Data provided —

- Opening Delimiter -

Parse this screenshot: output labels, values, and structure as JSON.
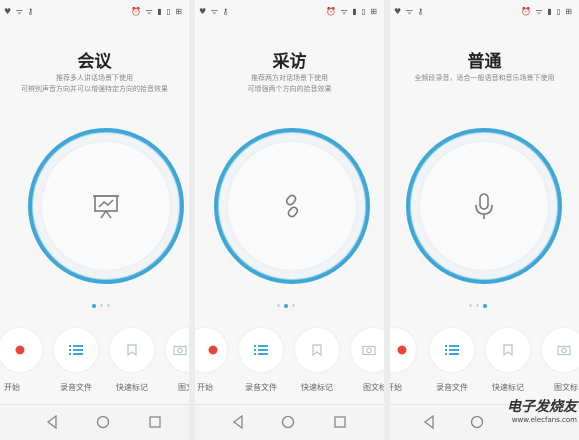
{
  "status_bar": {
    "left_icons": "♥ ᯤ ⚷",
    "right_icons": "⏰ ᯤ ▮ ▯ ⊞"
  },
  "panels": [
    {
      "mode_title": "会议",
      "desc_line1": "推荐多人讲话场景下使用",
      "desc_line2": "可辨别声音方向并可以增强特定方向的拾音效果",
      "center_icon": "presentation-icon",
      "page_indicator_active": 0,
      "buttons": [
        {
          "label": "开始",
          "icon": "record-icon"
        },
        {
          "label": "录音文件",
          "icon": "list-icon"
        },
        {
          "label": "快速标记",
          "icon": "bookmark-icon"
        },
        {
          "label": "图文标",
          "icon": "camera-icon"
        }
      ]
    },
    {
      "mode_title": "采访",
      "desc_line1": "推荐两方对话场景下使用",
      "desc_line2": "可增强两个方向的拾音效果",
      "center_icon": "interview-icon",
      "page_indicator_active": 1,
      "buttons": [
        {
          "label": "开始",
          "icon": "record-icon"
        },
        {
          "label": "录音文件",
          "icon": "list-icon"
        },
        {
          "label": "快速标记",
          "icon": "bookmark-icon"
        },
        {
          "label": "图文标",
          "icon": "camera-icon"
        }
      ]
    },
    {
      "mode_title": "普通",
      "desc_line1": "全频段录音，适合一般语音和音乐场景下使用",
      "desc_line2": "",
      "center_icon": "microphone-icon",
      "page_indicator_active": 2,
      "buttons": [
        {
          "label": "开始",
          "icon": "record-icon"
        },
        {
          "label": "录音文件",
          "icon": "list-icon"
        },
        {
          "label": "快速标记",
          "icon": "bookmark-icon"
        },
        {
          "label": "图文标",
          "icon": "camera-icon"
        }
      ]
    }
  ],
  "navigation": {
    "back": "back-icon",
    "home": "home-icon",
    "recents": "recents-icon"
  },
  "watermark": {
    "main": "电子发烧友",
    "sub": "www.elecfans.com"
  },
  "colors": {
    "accent": "#3fa7d6",
    "record": "#e8463a",
    "icon_gray": "#7a7a7a"
  }
}
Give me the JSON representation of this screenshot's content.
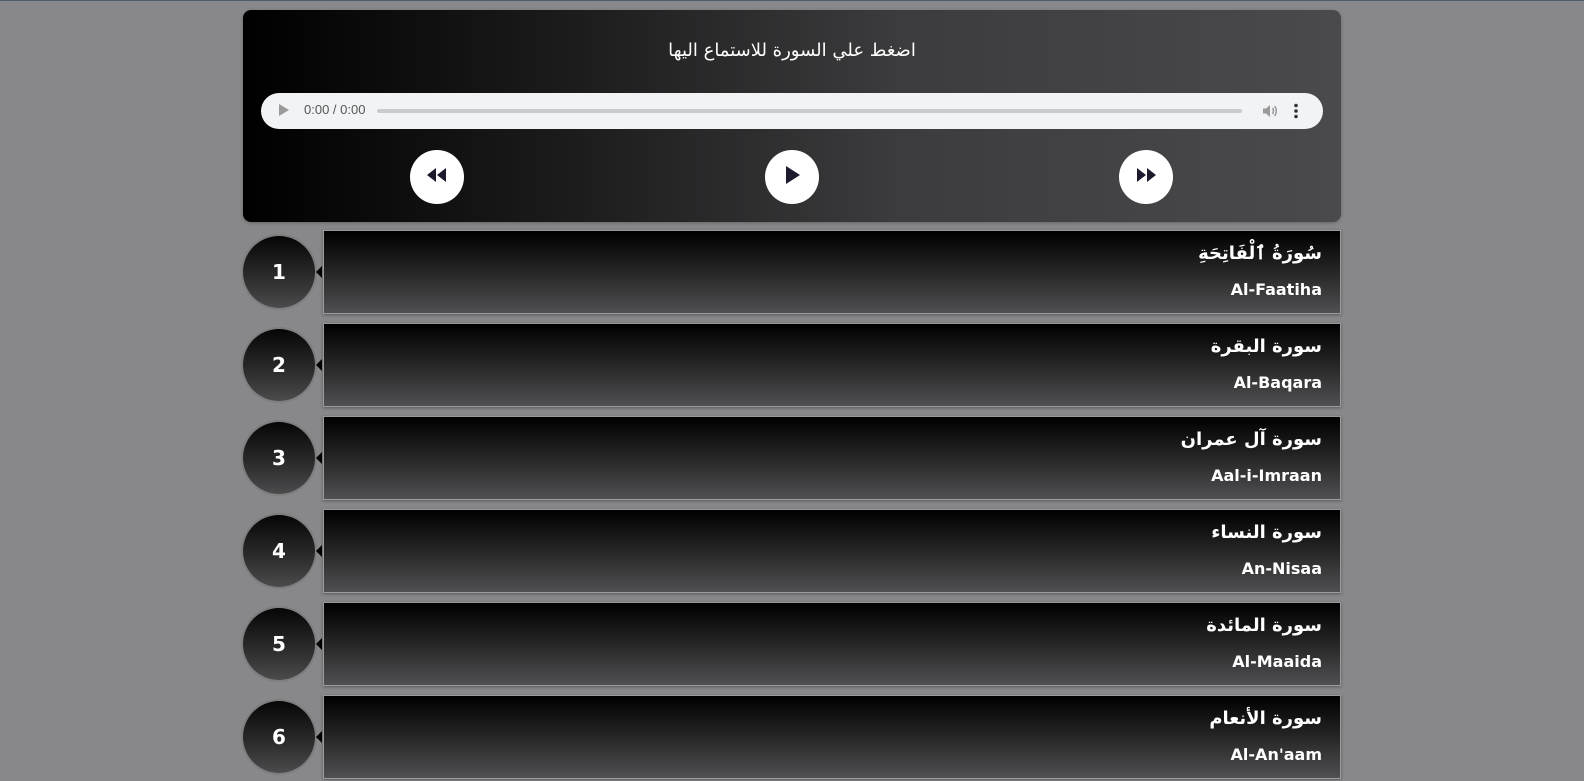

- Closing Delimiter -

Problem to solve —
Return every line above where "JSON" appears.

Answer box —
Parse this screenshot: output labels, values, and structure as JSON.
Give me the JSON representation of this screenshot's content.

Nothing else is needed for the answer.